┌──
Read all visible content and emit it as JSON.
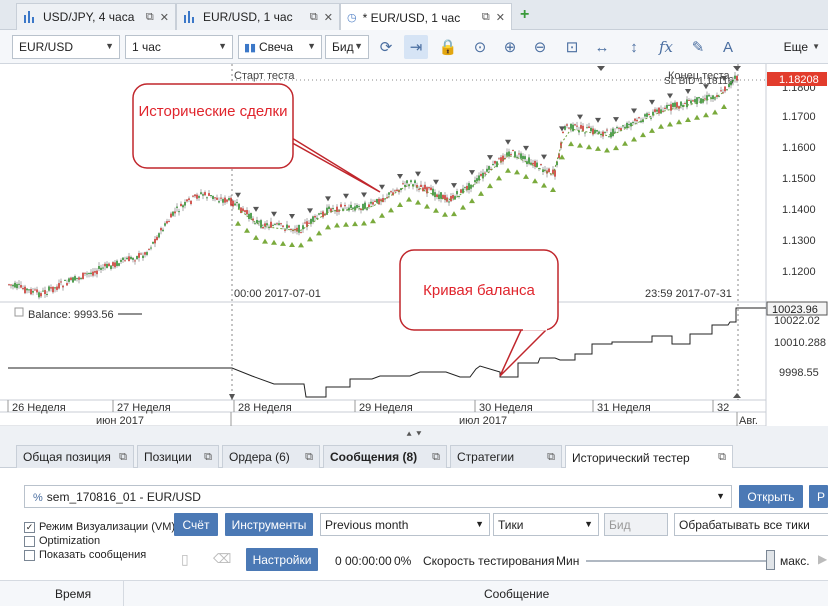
{
  "chart_tabs": [
    {
      "label": "USD/JPY, 4 часа",
      "active": false
    },
    {
      "label": "EUR/USD, 1 час",
      "active": false
    },
    {
      "label": "* EUR/USD, 1 час",
      "active": true
    }
  ],
  "toolbar": {
    "instrument": "EUR/USD",
    "period": "1 час",
    "chart_type": "Свеча",
    "price_type": "Бид",
    "more_label": "Еще"
  },
  "chart": {
    "start_test_label": "Старт теста",
    "end_test_label": "Конец теста",
    "sl_bid_label": "SL BID 1.18116",
    "current_price": "1.18208",
    "start_time": "00:00 2017-07-01",
    "end_time": "23:59 2017-07-31",
    "balance_legend": "Balance: 9993.56",
    "balance_current": "10023.96",
    "price_axis": [
      "1.1800",
      "1.1700",
      "1.1600",
      "1.1500",
      "1.1400",
      "1.1300",
      "1.1200"
    ],
    "balance_axis": [
      "10022.02",
      "10010.288",
      "9998.55"
    ],
    "weeks": [
      "26 Неделя",
      "27 Неделя",
      "28 Неделя",
      "29 Неделя",
      "30 Неделя",
      "31 Неделя",
      "32"
    ],
    "months": [
      "июн 2017",
      "июл 2017",
      "Авг."
    ],
    "callout_trades": "Исторические сделки",
    "callout_balance": "Кривая баланса",
    "colors": {
      "price_label_bg": "#e23c2c",
      "callout_border": "#c0262c",
      "callout_text": "#e0252d",
      "buy": "#7aaa3c",
      "sell": "#555555"
    }
  },
  "bottom_tabs": [
    {
      "label": "Общая позиция",
      "active": false
    },
    {
      "label": "Позиции",
      "active": false
    },
    {
      "label": "Ордера (6)",
      "active": false
    },
    {
      "label": "Сообщения (8)",
      "active": false
    },
    {
      "label": "Стратегии",
      "active": false
    },
    {
      "label": "Исторический тестер",
      "active": true
    }
  ],
  "tester": {
    "strategy": "sem_170816_01  -  EUR/USD",
    "open_button": "Открыть",
    "extra_button": "Р",
    "visual_mode": "Режим Визуализации (VM)",
    "visual_mode_checked": true,
    "optimization": "Optimization",
    "show_messages": "Показать сообщения",
    "report_button": "Счёт",
    "instruments_button": "Инструменты",
    "period": "Previous month",
    "data_type": "Тики",
    "price_placeholder": "Бид",
    "process_mode": "Обрабатывать все тики",
    "settings_button": "Настройки",
    "elapsed": "0 00:00:00",
    "progress": "0%",
    "speed_label": "Скорость тестирования",
    "speed_min": "Мин",
    "speed_max": "макс.",
    "speed_level": 1.0,
    "col_time": "Время",
    "col_message": "Сообщение"
  }
}
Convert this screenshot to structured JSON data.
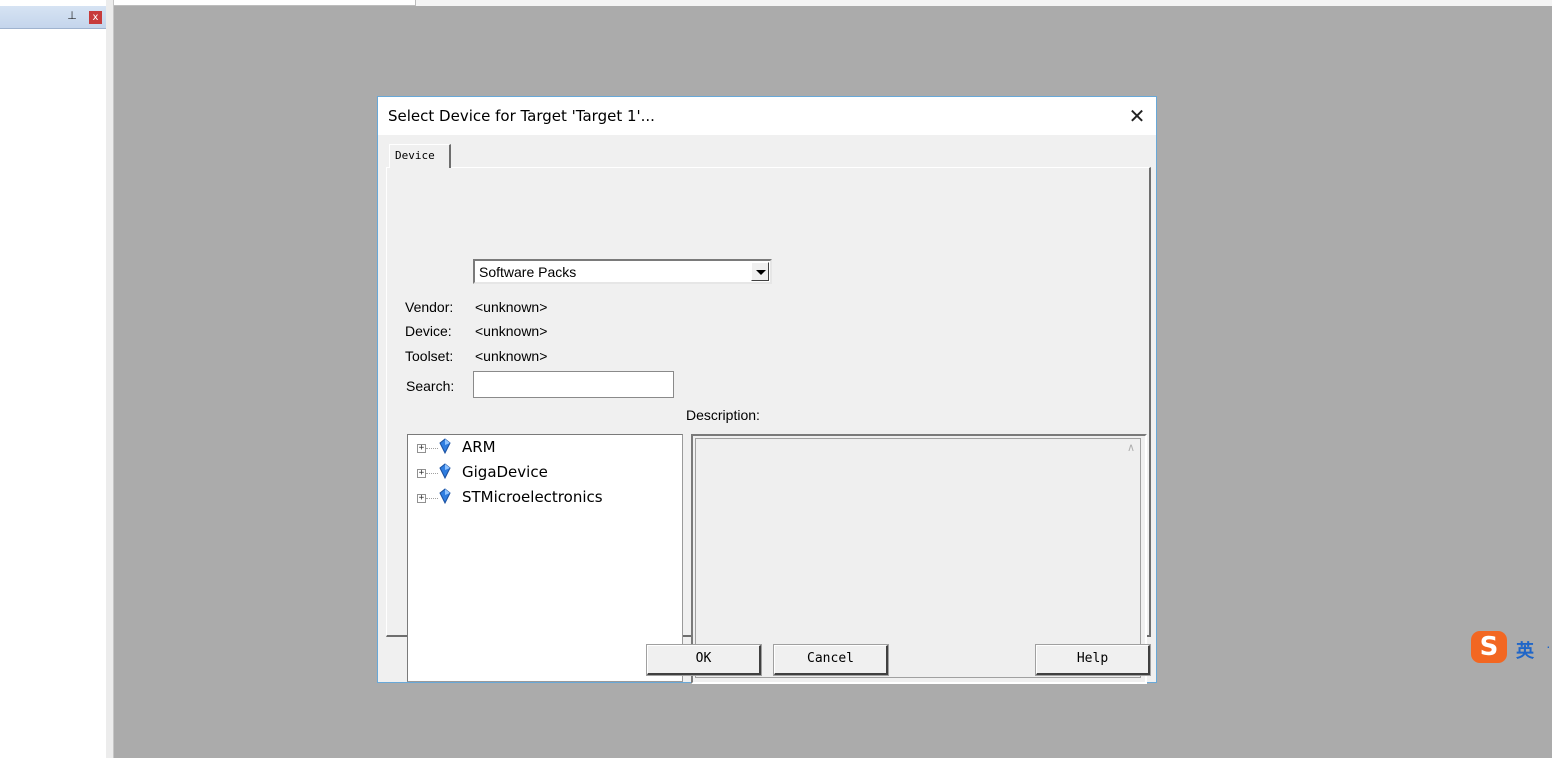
{
  "left_panel": {
    "pin_icon": "pin-icon",
    "close_icon": "close-icon"
  },
  "dialog": {
    "title": "Select Device for Target 'Target 1'...",
    "close_glyph": "✕",
    "tab_label": "Device",
    "source_select": {
      "value": "Software Packs"
    },
    "fields": {
      "vendor_label": "Vendor:",
      "vendor_value": "<unknown>",
      "device_label": "Device:",
      "device_value": "<unknown>",
      "toolset_label": "Toolset:",
      "toolset_value": "<unknown>",
      "search_label": "Search:",
      "search_value": ""
    },
    "tree_items": [
      {
        "label": "ARM"
      },
      {
        "label": "GigaDevice"
      },
      {
        "label": "STMicroelectronics"
      }
    ],
    "description_label": "Description:",
    "description_text": "",
    "buttons": {
      "ok": "OK",
      "cancel": "Cancel",
      "help": "Help"
    }
  },
  "ime": {
    "logo": "S",
    "mode": "英",
    "extra": "·"
  },
  "colors": {
    "workspace": "#ababab",
    "dialog_border": "#68a8d8",
    "ime_orange": "#f26722",
    "ime_blue": "#2066c8"
  }
}
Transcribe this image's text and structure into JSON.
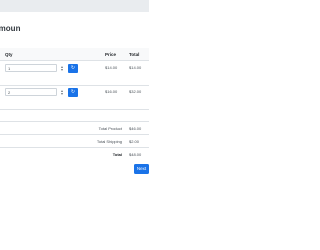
{
  "page": {
    "title": "arfkmoun"
  },
  "table": {
    "headers": {
      "qty": "Qty",
      "price": "Price",
      "total": "Total"
    },
    "rows": [
      {
        "qty": "1",
        "price": "$14.00",
        "total": "$14.00",
        "update_icon": "refresh-icon"
      },
      {
        "qty": "2",
        "price": "$16.00",
        "total": "$32.00",
        "update_icon": "refresh-icon"
      }
    ]
  },
  "summary": {
    "total_product_label": "Total Product",
    "total_product_value": "$46.00",
    "total_shipping_label": "Total Shipping",
    "total_shipping_value": "$2.00",
    "total_label": "Total",
    "total_value": "$48.00"
  },
  "actions": {
    "next_label": "Next"
  },
  "colors": {
    "accent": "#1a73e8",
    "top_bar": "#e9ecef",
    "header_bg": "#f8f9fa"
  }
}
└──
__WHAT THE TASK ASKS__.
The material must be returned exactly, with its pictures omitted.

__YOUR SOLUTION__.
Read all visible content and emit it as JSON.
{
  "chart_tabs": [
    {
      "label": "USD/JPY, 4 часа",
      "active": false
    },
    {
      "label": "EUR/USD, 1 час",
      "active": false
    },
    {
      "label": "* EUR/USD, 1 час",
      "active": true
    }
  ],
  "toolbar": {
    "instrument": "EUR/USD",
    "period": "1 час",
    "chart_type": "Свеча",
    "price_type": "Бид",
    "more_label": "Еще"
  },
  "chart": {
    "start_test_label": "Старт теста",
    "end_test_label": "Конец теста",
    "sl_bid_label": "SL BID 1.18116",
    "current_price": "1.18208",
    "start_time": "00:00 2017-07-01",
    "end_time": "23:59 2017-07-31",
    "balance_legend": "Balance: 9993.56",
    "balance_current": "10023.96",
    "price_axis": [
      "1.1800",
      "1.1700",
      "1.1600",
      "1.1500",
      "1.1400",
      "1.1300",
      "1.1200"
    ],
    "balance_axis": [
      "10022.02",
      "10010.288",
      "9998.55"
    ],
    "weeks": [
      "26 Неделя",
      "27 Неделя",
      "28 Неделя",
      "29 Неделя",
      "30 Неделя",
      "31 Неделя",
      "32"
    ],
    "months": [
      "июн 2017",
      "июл 2017",
      "Авг."
    ],
    "callout_trades": "Исторические сделки",
    "callout_balance": "Кривая баланса",
    "colors": {
      "price_label_bg": "#e23c2c",
      "callout_border": "#c0262c",
      "callout_text": "#e0252d",
      "buy": "#7aaa3c",
      "sell": "#555555"
    }
  },
  "bottom_tabs": [
    {
      "label": "Общая позиция",
      "active": false
    },
    {
      "label": "Позиции",
      "active": false
    },
    {
      "label": "Ордера (6)",
      "active": false
    },
    {
      "label": "Сообщения (8)",
      "active": false
    },
    {
      "label": "Стратегии",
      "active": false
    },
    {
      "label": "Исторический тестер",
      "active": true
    }
  ],
  "tester": {
    "strategy": "sem_170816_01  -  EUR/USD",
    "open_button": "Открыть",
    "extra_button": "Р",
    "visual_mode": "Режим Визуализации (VM)",
    "visual_mode_checked": true,
    "optimization": "Optimization",
    "show_messages": "Показать сообщения",
    "report_button": "Счёт",
    "instruments_button": "Инструменты",
    "period": "Previous month",
    "data_type": "Тики",
    "price_placeholder": "Бид",
    "process_mode": "Обрабатывать все тики",
    "settings_button": "Настройки",
    "elapsed": "0 00:00:00",
    "progress": "0%",
    "speed_label": "Скорость тестирования",
    "speed_min": "Мин",
    "speed_max": "макс.",
    "speed_level": 1.0,
    "col_time": "Время",
    "col_message": "Сообщение"
  }
}
Convert this screenshot to structured JSON data.
{
  "left_panel": {
    "pin_icon": "pin-icon",
    "close_icon": "close-icon"
  },
  "dialog": {
    "title": "Select Device for Target 'Target 1'...",
    "close_glyph": "✕",
    "tab_label": "Device",
    "source_select": {
      "value": "Software Packs"
    },
    "fields": {
      "vendor_label": "Vendor:",
      "vendor_value": "<unknown>",
      "device_label": "Device:",
      "device_value": "<unknown>",
      "toolset_label": "Toolset:",
      "toolset_value": "<unknown>",
      "search_label": "Search:",
      "search_value": ""
    },
    "tree_items": [
      {
        "label": "ARM"
      },
      {
        "label": "GigaDevice"
      },
      {
        "label": "STMicroelectronics"
      }
    ],
    "description_label": "Description:",
    "description_text": "",
    "buttons": {
      "ok": "OK",
      "cancel": "Cancel",
      "help": "Help"
    }
  },
  "ime": {
    "logo": "S",
    "mode": "英",
    "extra": "·"
  },
  "colors": {
    "workspace": "#ababab",
    "dialog_border": "#68a8d8",
    "ime_orange": "#f26722",
    "ime_blue": "#2066c8"
  }
}
Transcribe this image's text and structure into JSON.
{
  "page": {
    "title": "arfkmoun"
  },
  "table": {
    "headers": {
      "qty": "Qty",
      "price": "Price",
      "total": "Total"
    },
    "rows": [
      {
        "qty": "1",
        "price": "$14.00",
        "total": "$14.00",
        "update_icon": "refresh-icon"
      },
      {
        "qty": "2",
        "price": "$16.00",
        "total": "$32.00",
        "update_icon": "refresh-icon"
      }
    ]
  },
  "summary": {
    "total_product_label": "Total Product",
    "total_product_value": "$46.00",
    "total_shipping_label": "Total Shipping",
    "total_shipping_value": "$2.00",
    "total_label": "Total",
    "total_value": "$48.00"
  },
  "actions": {
    "next_label": "Next"
  },
  "colors": {
    "accent": "#1a73e8",
    "top_bar": "#e9ecef",
    "header_bg": "#f8f9fa"
  }
}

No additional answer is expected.